The Temple Mount was opened to the general public until September 2000, when the Palestinians started their intifada by throwing stones at Jewish worshipers after then-candidate for prime minister Ariel Sharon visited the area.
Following the onset of violence, the new Sharon government closed the Mount to non-Muslims, using checkpoints to control all pedestrian traffic for fear of further clashes with the Palestinians.
The Temple Mount was reopened to non-Muslims in August 2003. It still is open but only Sundays through Thursdays, 7:30 a.m. to 10 a.m. and 12:30 p.m. to 1:30 p.m., and not on any Christian, Jewish or Muslim holidays or other days considered “sensitive” by the Waqf.

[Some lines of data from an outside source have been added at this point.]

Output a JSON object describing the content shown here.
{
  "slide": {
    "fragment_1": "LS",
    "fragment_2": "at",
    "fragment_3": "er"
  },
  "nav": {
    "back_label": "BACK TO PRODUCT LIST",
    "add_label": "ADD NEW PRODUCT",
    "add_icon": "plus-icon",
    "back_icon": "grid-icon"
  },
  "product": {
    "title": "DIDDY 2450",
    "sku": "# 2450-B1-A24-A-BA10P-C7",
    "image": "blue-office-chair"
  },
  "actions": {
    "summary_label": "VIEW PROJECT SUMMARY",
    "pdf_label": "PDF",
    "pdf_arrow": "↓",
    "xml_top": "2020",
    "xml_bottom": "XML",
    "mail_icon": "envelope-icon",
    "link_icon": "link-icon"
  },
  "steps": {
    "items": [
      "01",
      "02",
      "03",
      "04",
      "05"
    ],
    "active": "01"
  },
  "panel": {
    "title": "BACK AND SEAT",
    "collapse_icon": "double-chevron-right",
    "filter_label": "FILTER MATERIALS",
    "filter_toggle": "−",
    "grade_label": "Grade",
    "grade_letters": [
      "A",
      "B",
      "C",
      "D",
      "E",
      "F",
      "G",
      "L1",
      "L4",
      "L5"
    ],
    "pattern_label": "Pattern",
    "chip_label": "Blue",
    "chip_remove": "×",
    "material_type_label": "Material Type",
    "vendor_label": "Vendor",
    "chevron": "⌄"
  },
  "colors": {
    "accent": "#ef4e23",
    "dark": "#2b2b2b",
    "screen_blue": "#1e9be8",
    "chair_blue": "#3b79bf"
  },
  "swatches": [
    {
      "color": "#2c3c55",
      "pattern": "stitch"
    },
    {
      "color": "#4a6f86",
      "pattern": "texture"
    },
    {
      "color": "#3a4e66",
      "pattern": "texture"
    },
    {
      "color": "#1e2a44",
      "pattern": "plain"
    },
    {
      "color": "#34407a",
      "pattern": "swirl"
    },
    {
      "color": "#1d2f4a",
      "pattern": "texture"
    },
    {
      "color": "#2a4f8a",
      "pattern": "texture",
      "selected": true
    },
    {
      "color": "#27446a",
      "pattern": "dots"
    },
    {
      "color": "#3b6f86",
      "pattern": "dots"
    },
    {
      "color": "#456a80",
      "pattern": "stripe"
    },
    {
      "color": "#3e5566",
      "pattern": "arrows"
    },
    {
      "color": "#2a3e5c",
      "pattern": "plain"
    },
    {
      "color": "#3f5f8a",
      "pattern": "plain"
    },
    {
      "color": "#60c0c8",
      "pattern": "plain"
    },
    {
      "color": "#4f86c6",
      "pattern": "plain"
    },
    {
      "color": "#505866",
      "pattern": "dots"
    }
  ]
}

During “open” days, Jews and Christian are allowed to ascend the Mount, usually through organized tours and only if they conform first to a strict set of guidelines, which includes demands that they not pray or bring any “holy objects” to the site. Visitors are banned from entering any of the mosques without direct Waqf permission. Rules are enforced by Waqf agents, who watch tours closely and alert nearby Israeli police to any breaking of their guidelines.
To interview Aaron Klein, contact Tim Bueler Public Relations by e-mail, or call (530) 401-3285.